Stored data Start Marker

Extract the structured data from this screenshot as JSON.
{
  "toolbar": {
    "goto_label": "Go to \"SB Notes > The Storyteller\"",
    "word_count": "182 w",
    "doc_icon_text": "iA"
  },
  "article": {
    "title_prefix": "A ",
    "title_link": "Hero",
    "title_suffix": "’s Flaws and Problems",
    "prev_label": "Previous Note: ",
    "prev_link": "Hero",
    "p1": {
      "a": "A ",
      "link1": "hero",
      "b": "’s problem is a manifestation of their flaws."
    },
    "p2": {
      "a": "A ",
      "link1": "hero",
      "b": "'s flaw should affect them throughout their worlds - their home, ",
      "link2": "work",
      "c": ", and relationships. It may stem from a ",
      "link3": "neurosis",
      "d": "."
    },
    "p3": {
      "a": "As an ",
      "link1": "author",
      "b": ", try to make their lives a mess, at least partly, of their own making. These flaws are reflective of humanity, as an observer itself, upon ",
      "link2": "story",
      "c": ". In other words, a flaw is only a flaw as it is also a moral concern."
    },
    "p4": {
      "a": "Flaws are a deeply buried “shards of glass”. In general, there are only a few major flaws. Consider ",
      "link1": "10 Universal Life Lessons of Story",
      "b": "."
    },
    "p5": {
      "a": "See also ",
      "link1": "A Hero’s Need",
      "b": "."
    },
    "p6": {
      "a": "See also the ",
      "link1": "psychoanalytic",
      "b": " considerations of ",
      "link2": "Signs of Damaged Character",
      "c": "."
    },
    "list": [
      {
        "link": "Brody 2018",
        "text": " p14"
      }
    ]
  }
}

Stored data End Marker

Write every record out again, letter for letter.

Answer box.
Extract the structured data from this screenshot as JSON.
{
  "toolbar": {
    "goto_label": "Go to \"SB Notes > The Storyteller\"",
    "word_count": "182 w",
    "doc_icon_text": "iA"
  },
  "article": {
    "title_prefix": "A ",
    "title_link": "Hero",
    "title_suffix": "’s Flaws and Problems",
    "prev_label": "Previous Note: ",
    "prev_link": "Hero",
    "p1": {
      "a": "A ",
      "link1": "hero",
      "b": "’s problem is a manifestation of their flaws."
    },
    "p2": {
      "a": "A ",
      "link1": "hero",
      "b": "'s flaw should affect them throughout their worlds - their home, ",
      "link2": "work",
      "c": ", and relationships. It may stem from a ",
      "link3": "neurosis",
      "d": "."
    },
    "p3": {
      "a": "As an ",
      "link1": "author",
      "b": ", try to make their lives a mess, at least partly, of their own making. These flaws are reflective of humanity, as an observer itself, upon ",
      "link2": "story",
      "c": ". In other words, a flaw is only a flaw as it is also a moral concern."
    },
    "p4": {
      "a": "Flaws are a deeply buried “shards of glass”. In general, there are only a few major flaws. Consider ",
      "link1": "10 Universal Life Lessons of Story",
      "b": "."
    },
    "p5": {
      "a": "See also ",
      "link1": "A Hero’s Need",
      "b": "."
    },
    "p6": {
      "a": "See also the ",
      "link1": "psychoanalytic",
      "b": " considerations of ",
      "link2": "Signs of Damaged Character",
      "c": "."
    },
    "list": [
      {
        "link": "Brody 2018",
        "text": " p14"
      }
    ]
  }
}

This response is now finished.